In the first scene of Act 3, Shylock encounters Salerio and Solanio. Is it an accident that these two have such similar names, and seem interchangeable? Because they are both hateful, cruel men. As the scene opens, they're discussing the rumor that Antonio's ships have been lost, when Shylock enters and accuses them of taking part in his daughter's defection. For all he is portrayed as an unfeeling miser, the loss of his only child has affected him deeply:
Shylock: You knew, none so well, none so well as you, of my daughter's flight.
Salerio: That's certain. I for my part knew the tailor that made the wings she flew withal.
Solanio: And Shylock for his own part knew the bird was fledge, and then it is the complexion of them all to leave the dam.

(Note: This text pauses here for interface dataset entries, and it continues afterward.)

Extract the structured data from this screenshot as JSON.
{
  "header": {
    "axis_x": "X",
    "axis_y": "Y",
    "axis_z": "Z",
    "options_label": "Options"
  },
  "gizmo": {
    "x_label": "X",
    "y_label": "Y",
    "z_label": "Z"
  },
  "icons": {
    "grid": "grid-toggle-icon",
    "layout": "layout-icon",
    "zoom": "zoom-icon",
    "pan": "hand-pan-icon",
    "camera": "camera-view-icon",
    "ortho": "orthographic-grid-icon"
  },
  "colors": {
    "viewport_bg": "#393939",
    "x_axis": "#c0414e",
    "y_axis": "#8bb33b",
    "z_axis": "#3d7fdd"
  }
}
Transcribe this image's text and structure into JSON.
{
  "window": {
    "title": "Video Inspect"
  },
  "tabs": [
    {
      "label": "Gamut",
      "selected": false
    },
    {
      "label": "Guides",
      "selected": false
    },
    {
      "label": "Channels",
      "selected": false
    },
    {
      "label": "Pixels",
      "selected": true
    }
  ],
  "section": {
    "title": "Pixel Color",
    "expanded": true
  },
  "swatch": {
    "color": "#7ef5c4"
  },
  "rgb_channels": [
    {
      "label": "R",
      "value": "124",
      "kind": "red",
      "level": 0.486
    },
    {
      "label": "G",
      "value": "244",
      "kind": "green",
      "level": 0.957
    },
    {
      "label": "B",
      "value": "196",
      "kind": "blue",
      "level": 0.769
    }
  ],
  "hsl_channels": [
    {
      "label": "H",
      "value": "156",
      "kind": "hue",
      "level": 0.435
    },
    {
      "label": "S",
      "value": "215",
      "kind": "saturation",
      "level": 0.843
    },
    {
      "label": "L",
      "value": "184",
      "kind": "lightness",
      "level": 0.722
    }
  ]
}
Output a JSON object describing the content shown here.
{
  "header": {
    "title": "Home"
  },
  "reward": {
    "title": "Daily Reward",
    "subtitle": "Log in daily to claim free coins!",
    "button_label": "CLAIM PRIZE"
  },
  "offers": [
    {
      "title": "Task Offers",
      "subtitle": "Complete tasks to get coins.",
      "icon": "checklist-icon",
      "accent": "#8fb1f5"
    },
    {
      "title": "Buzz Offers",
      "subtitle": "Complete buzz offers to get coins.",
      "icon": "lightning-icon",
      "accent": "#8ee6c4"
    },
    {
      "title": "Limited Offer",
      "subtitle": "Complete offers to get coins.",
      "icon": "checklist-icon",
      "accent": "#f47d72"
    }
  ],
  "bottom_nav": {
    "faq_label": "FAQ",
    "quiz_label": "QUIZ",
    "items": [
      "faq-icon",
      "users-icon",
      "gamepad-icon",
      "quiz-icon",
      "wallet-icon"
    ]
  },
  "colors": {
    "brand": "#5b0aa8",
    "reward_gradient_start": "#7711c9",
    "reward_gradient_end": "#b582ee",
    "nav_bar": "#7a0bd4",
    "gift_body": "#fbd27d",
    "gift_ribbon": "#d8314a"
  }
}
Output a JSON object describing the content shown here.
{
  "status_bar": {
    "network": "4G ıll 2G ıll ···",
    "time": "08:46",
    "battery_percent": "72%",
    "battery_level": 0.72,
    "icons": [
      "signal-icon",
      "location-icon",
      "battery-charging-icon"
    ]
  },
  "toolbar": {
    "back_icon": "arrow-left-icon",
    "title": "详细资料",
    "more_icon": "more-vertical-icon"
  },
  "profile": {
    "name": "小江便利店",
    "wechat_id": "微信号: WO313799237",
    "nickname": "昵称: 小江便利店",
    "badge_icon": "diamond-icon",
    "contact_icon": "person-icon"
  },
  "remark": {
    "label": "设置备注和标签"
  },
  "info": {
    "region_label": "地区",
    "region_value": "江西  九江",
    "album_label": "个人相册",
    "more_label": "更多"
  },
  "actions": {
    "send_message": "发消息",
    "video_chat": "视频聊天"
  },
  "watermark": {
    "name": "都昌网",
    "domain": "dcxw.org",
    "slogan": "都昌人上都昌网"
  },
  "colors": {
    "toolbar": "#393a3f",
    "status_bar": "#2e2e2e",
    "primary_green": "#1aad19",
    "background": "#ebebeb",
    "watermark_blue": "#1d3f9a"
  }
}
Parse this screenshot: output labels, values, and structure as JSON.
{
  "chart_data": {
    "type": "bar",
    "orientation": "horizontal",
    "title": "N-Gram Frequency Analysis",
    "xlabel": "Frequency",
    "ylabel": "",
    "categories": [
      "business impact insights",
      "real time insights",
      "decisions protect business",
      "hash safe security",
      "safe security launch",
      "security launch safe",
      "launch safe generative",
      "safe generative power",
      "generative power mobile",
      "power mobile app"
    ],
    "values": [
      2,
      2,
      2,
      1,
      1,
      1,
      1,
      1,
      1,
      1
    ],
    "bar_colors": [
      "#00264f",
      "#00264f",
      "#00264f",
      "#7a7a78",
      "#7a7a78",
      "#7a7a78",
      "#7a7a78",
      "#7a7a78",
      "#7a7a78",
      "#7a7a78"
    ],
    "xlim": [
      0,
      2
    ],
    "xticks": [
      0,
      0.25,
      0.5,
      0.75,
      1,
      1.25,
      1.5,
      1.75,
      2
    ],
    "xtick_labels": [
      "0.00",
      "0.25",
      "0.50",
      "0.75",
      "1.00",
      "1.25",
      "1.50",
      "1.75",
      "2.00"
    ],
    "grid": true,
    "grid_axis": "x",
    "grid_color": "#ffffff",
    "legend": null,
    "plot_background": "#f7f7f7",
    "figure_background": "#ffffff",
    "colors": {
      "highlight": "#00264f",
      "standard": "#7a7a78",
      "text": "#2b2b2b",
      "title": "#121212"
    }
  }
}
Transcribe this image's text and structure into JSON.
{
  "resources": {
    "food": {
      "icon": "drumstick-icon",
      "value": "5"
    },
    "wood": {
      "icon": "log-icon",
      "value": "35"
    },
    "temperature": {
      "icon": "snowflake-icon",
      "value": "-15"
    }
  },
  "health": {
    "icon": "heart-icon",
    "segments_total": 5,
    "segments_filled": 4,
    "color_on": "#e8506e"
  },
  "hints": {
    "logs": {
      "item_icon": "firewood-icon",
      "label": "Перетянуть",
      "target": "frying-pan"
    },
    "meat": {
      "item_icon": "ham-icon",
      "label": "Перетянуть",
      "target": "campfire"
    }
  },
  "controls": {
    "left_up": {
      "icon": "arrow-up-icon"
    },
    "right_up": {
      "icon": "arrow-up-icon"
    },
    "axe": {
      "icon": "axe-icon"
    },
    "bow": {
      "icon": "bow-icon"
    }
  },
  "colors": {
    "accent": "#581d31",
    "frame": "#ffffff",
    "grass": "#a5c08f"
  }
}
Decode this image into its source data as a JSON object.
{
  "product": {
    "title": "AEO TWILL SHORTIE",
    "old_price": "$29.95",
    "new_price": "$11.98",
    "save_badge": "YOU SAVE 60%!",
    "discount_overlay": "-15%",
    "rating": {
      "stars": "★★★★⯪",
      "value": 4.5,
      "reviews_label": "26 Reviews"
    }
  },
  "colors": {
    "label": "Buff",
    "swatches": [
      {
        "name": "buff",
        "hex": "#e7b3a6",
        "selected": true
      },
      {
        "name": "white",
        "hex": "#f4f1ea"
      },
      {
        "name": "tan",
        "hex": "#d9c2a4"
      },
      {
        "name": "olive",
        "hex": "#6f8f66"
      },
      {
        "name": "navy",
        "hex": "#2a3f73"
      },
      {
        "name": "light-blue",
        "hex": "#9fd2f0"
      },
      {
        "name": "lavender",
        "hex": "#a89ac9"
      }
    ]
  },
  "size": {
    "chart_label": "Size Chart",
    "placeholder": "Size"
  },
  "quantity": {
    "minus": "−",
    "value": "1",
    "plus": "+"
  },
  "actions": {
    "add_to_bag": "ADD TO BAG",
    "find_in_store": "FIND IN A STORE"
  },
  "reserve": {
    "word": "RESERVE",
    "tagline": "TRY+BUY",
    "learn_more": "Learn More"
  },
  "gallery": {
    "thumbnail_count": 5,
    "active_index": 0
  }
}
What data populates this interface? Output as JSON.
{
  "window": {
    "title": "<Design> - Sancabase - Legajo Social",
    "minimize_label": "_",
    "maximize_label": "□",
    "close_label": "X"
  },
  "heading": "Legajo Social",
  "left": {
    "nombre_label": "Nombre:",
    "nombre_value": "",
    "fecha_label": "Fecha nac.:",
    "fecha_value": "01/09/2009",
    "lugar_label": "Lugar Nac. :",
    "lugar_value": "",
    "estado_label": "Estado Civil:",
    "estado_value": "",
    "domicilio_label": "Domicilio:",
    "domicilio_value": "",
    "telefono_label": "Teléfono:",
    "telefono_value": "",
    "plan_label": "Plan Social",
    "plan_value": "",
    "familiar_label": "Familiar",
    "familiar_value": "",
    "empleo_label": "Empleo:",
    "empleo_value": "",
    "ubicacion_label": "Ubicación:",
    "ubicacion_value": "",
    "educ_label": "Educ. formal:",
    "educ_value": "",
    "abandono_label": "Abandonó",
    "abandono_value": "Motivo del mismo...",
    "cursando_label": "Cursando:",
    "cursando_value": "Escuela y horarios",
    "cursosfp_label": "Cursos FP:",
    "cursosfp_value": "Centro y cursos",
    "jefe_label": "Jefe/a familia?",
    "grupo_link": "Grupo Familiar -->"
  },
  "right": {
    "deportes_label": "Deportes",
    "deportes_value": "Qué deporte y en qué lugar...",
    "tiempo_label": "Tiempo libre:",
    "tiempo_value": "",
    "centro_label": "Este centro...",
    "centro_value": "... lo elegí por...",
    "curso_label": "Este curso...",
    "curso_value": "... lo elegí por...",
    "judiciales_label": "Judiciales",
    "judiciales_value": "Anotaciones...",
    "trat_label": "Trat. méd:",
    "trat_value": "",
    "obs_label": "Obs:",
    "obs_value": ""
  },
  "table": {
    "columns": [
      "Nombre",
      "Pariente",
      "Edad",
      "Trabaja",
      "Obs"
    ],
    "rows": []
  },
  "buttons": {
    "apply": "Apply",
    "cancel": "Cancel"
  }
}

Shylock: She is damned for it.
Salerio: That's certain, if the devil may be her judge.
Shylock: My own flesh and blood to rebel!
Solanio: Out upon it, old carrion, rebels it at these years?
Shylock: I say my daughter is my flesh and blood.
Salerio: And yet there is more difference between thy flesh and hers than between jet and ivory; more between your bloods than there is between red wine and Rhenish.
Sal and Sol play around with words here, in a way that offends Shylock. Sal takes the notion of Jessica's "flight" literally, and talks about wings (in the current fashion, a tailor makes "wings" on gowns) and fledgling birds. Shylock picks up on their bantering, but his retort is angry and bitter. The fledgling may leave her dam (parent), but she will be "damned" for it.
Shylock must be suffering indeed to let these enemies see his pain. But he does--when he calls Jessica his "flesh and blood," I always imagine his words as a wail of betrayal and loss. Here's where Sal and Sol get really mean. The idea of the flesh "rebelling" refers to one's carnal appetites, too--he's an old piece of dead meat, Sol suggests, who still wants to get laid. It's a cruel, crude, and disgusting thing to say at such a time. Shylock is too angry to play the game anymore, and simply repeats what he literally meant--that Jessica is his offspring. Sal snarls back that Jessica is white to his black--his moral opposite.
This is a kind of interesting moment in terms of the Elizabethan view of Jewishness. Jessica later says that she will be "saved" because of her husband, which suggests--as does Sal's derisive comment--that conversion erased the "Jewish taint." In other words, being Jewish, at least to Renaissance Christians, was a religious and cultural choice, not a racial destiny. When the play was performed in Austria under the auspices of the Nazi propaganda machine, Jessica was recast as an adopted daughter. Because to to the Nazis, Jewishness was something in the blood, and no amount of renunciation could erase that racial stain. In the Nazi fantasy, there was no bond of blood between Jew and Christian; had the Nazis won the war, no one would have dared use a black woman's cells for anything.
Something to think about, for you virtual history buffs.
Well, that's all I've got for today. Oh, and the book on Henrietta Lacks is by Rebecca Skloot. Check it out--it's really thought-provoking.